I am 66 years old. I am, as my doctor says, in very good shape for someone my age. I still lead an active life. I can walk, shovel snow, rake leaves, and babysit grandchildren for 12 hours a day. My mind is still sharp enough that I can work as a professional editor, write books, teach, and learn new computer technologies. I have discovered that there is some wisdom that comes with age. (If good decisions come from experience, and experience comes from bad decisions, then I have certainly made enough bad decisions to have learned something.)

On the other hand, my memory isn’t quite what it was, I don’t play hockey or baseball anymore, and while I can still put in a 40-hour work week, there is no way I want to return to working 60 to 80 hours a week. I certainly wouldn’t contemplate taking on the most stressful job in the world.

Which brings me back to Americans.

The leading Republican candidate for president is Donald Trump. He is 69. If he is elected president, he will be 70 when he takes office and 74 when he finishes his first term.

The leading Democratic candidate is Hillary Clinton. She is 68. If she is elected president, she will be 69 when she takes office and 73 when she finishes her first term.

The second leading Democratic candidate is Bernie Sanders. He is 74. If he is elected president, he will be 75 when he takes office and 79 when he finishes his first term (if he doesn’t die of old age first).

What is wrong with these people that they think they are capable of taking on a ridiculously stressful job and becoming the leader of the free world at such an age?

And what is wrong with the American people that they are apparently convinced that these are the only viable choices for president?

The situation in the United States is such (the country is so large, so wealthy, and so technologically complex) that it takes enormous amounts of money to run for president. The myth that any American can grow up to be president is now nonsense. By the time candidates gain enough fame, money, political favours, and powerful connections to have a shot at being president, they are most likely too old for the job.

I am not saying that senior citizens should never run for president.
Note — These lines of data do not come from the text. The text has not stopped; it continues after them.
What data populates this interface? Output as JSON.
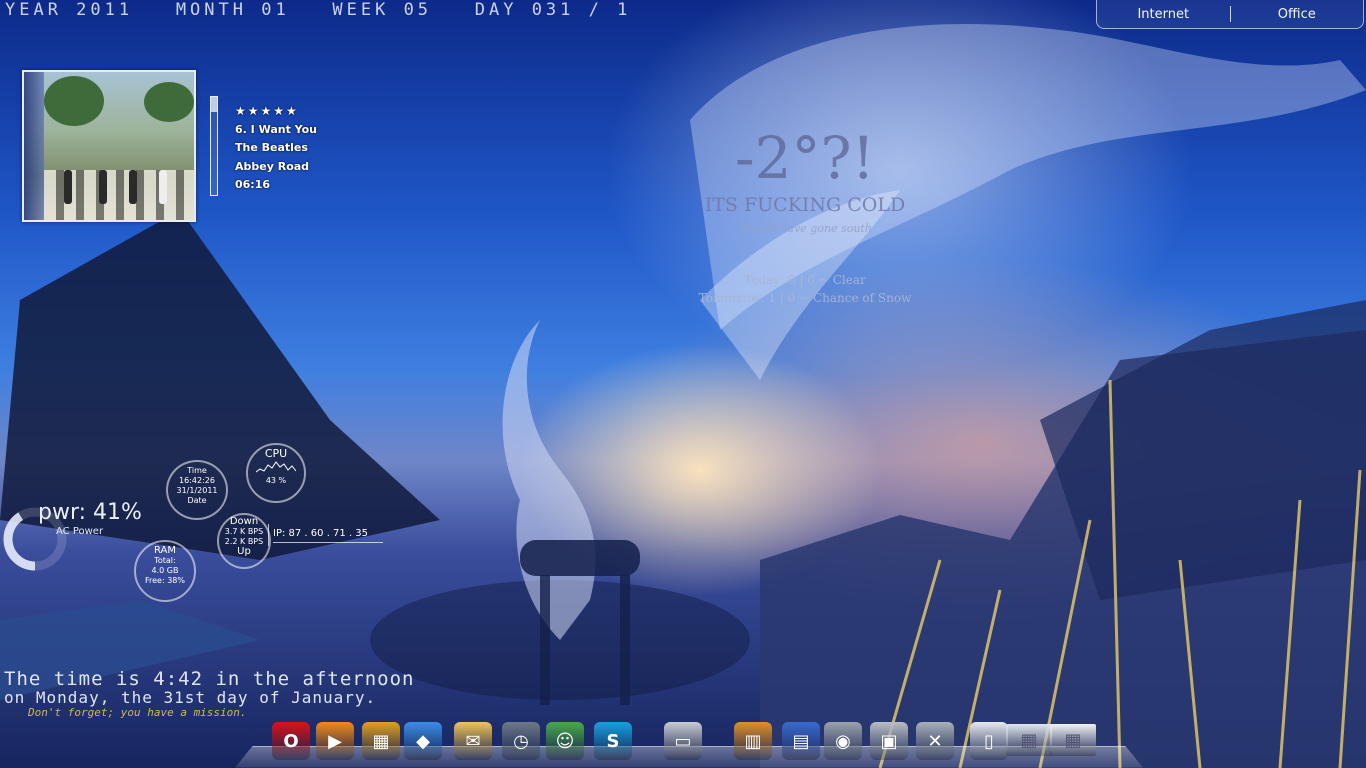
{
  "dateline": "YEAR 2011   MONTH 01   WEEK 05   DAY 031 / 1",
  "toplinks": {
    "internet": "Internet",
    "office": "Office"
  },
  "music": {
    "stars": "★★★★★",
    "rating": 5,
    "track": "6. I Want You",
    "artist": "The Beatles",
    "album": "Abbey Road",
    "time": "06:16",
    "progress": 0.15
  },
  "weather": {
    "temp": "-2°?!",
    "headline": "ITS FUCKING COLD",
    "sub": "Should have gone south",
    "today": "Today:  0  |  0 ~ Clear",
    "tomorrow": "Tomorrow:  1  |  0 ~ Chance of Snow"
  },
  "system": {
    "time_label": "Time",
    "time_value": "16:42:26",
    "date_value": "31/1/2011",
    "date_label": "Date",
    "cpu_label": "CPU",
    "cpu_value": "43 %",
    "down_label": "Down",
    "down_value": "3.7 K BPS",
    "up_value": "2.2 K BPS",
    "up_label": "Up",
    "ip": "IP: 87 . 60 . 71 . 35",
    "ram_label": "RAM",
    "ram_total": "Total:",
    "ram_total_value": "4.0 GB",
    "ram_free": "Free: 38%",
    "pwr": "pwr: 41%",
    "pwr_fraction": 0.41,
    "pwr_source": "AC Power"
  },
  "clock_text": {
    "line1": "The time is 4:42 in the afternoon",
    "line2": "on Monday, the 31st day of January.",
    "line3": "Don't forget; you have a mission."
  },
  "dock": [
    {
      "name": "opera-icon",
      "glyph": "O",
      "color": "#d8141a"
    },
    {
      "name": "media-player-icon",
      "glyph": "▶",
      "color": "#f08a1c"
    },
    {
      "name": "office-icon",
      "glyph": "▦",
      "color": "#e0a020"
    },
    {
      "name": "dropbox-icon",
      "glyph": "◆",
      "color": "#3a8ee6"
    },
    {
      "name": "mail-icon",
      "glyph": "✉",
      "color": "#f0c25a"
    },
    {
      "name": "clock-icon",
      "glyph": "◷",
      "color": "#6c7a88"
    },
    {
      "name": "messenger-icon",
      "glyph": "☺",
      "color": "#4aa84a"
    },
    {
      "name": "skype-icon",
      "glyph": "S",
      "color": "#19a0e0"
    },
    {
      "name": "folder-icon",
      "glyph": "▭",
      "color": "#c8ccd2"
    },
    {
      "name": "recycle-bin-icon",
      "glyph": "▥",
      "color": "#e0902a"
    },
    {
      "name": "network-icon",
      "glyph": "▤",
      "color": "#3a6ad0"
    },
    {
      "name": "volume-icon",
      "glyph": "◉",
      "color": "#9aa2ac"
    },
    {
      "name": "calculator-icon",
      "glyph": "▣",
      "color": "#b8bec6"
    },
    {
      "name": "tools-icon",
      "glyph": "✕",
      "color": "#a8b0ba"
    },
    {
      "name": "notepad-icon",
      "glyph": "▯",
      "color": "#e6eaf0"
    },
    {
      "name": "window-thumbnail-icon",
      "glyph": "▦",
      "color": "#dfe6ee"
    },
    {
      "name": "window-thumbnail-2-icon",
      "glyph": "▦",
      "color": "#f0f2f6"
    }
  ]
}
But that does not mean that only senior citizens should run for president.